Can you insist on perceiving each of your partners in these relationships as holy? Can you gaze on them from the holiness in you to the holiness in them? The relationships may or may not be transformed in a formal way (e.g., T-5.III.2:8-10) but that doesn’t matter. Our dissociation from God is healed at the level of mind, where the dissociation occurred and where it is sustained.

In the end, Holy Spirit is basically a way of seeing relationship, of framing all relationships to serve the shared goal of happiness and inner peace. It is you healing me so that I can heal you so that together we might remember our shared home in God.

  1. Here is the relevant language from the urtext:

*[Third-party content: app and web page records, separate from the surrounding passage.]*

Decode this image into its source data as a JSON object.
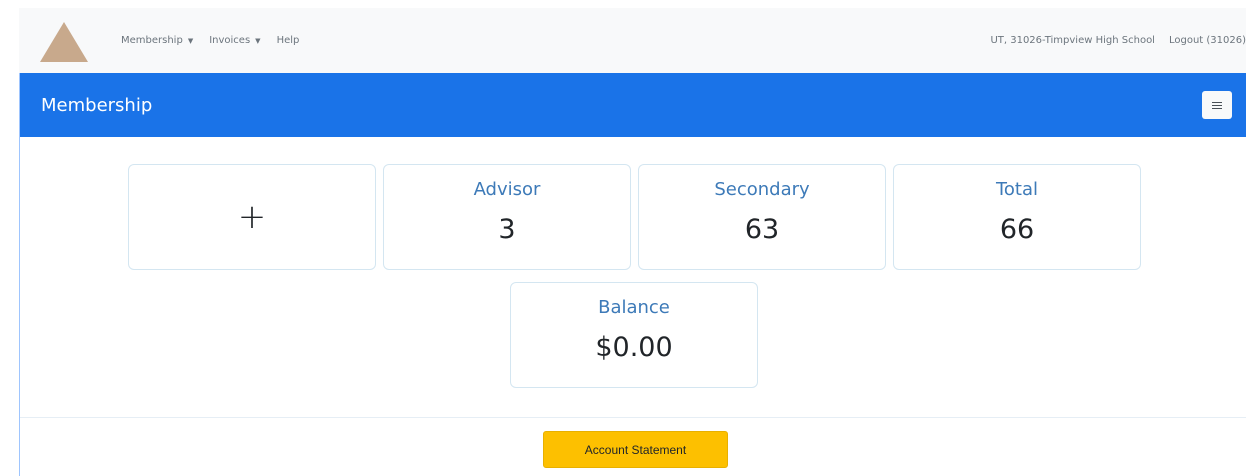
{
  "nav": {
    "logo_icon": "triangle-logo",
    "items": [
      {
        "label": "Membership",
        "has_dropdown": true
      },
      {
        "label": "Invoices",
        "has_dropdown": true
      },
      {
        "label": "Help",
        "has_dropdown": false
      }
    ],
    "org": "UT, 31026-Timpview High School",
    "logout": "Logout (31026)"
  },
  "card": {
    "title": "Membership",
    "menu_icon": "list-icon",
    "header_color": "#1a73e8"
  },
  "tiles": {
    "add": {
      "symbol": "+"
    },
    "advisor": {
      "label": "Advisor",
      "value": "3"
    },
    "secondary": {
      "label": "Secondary",
      "value": "63"
    },
    "total": {
      "label": "Total",
      "value": "66"
    },
    "balance": {
      "label": "Balance",
      "value": "$0.00"
    }
  },
  "actions": {
    "account_statement": "Account Statement",
    "button_color": "#fdc000"
  }
}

    “The Holy Spirit is the mediator between the interpretations of the ego and the knowledge of the Soul. Its ability to deal with symbols enables it to to work AGAINST the ego’s beliefs in its own language. Its equal ability to look BEYOND symbols into eternity also enables it to understand the laws of God, for which it speaks” (T 5 E 9).

    The difference between “spirit” and “soul” does not really bother me, as it does other students. I do appreciate the genderless language that is used to refer to the Holy Spirit (it’s an “it,” not a “He”). Not anthropomorphizing this concept allows us to remember that “Holy Spirit” is really an idea rather than on object or entity with whom we are in relationship (the way we are in relationship with the neighbor or a friend).

    Relating to ideas is of a different order than relating to brothers and sisters.

    Note, too, that the urtext suggests the Holy Spirit works “against” the ego rather than “with” the ego. Here, the FIP phrasing is more consistent with how the Holy Spirit actually functions – it’s not in a war with ego, it’s just translating ego’s symbols and stories in a way that brings forth love. The Holy Spirit is a lover, not a fighter.[]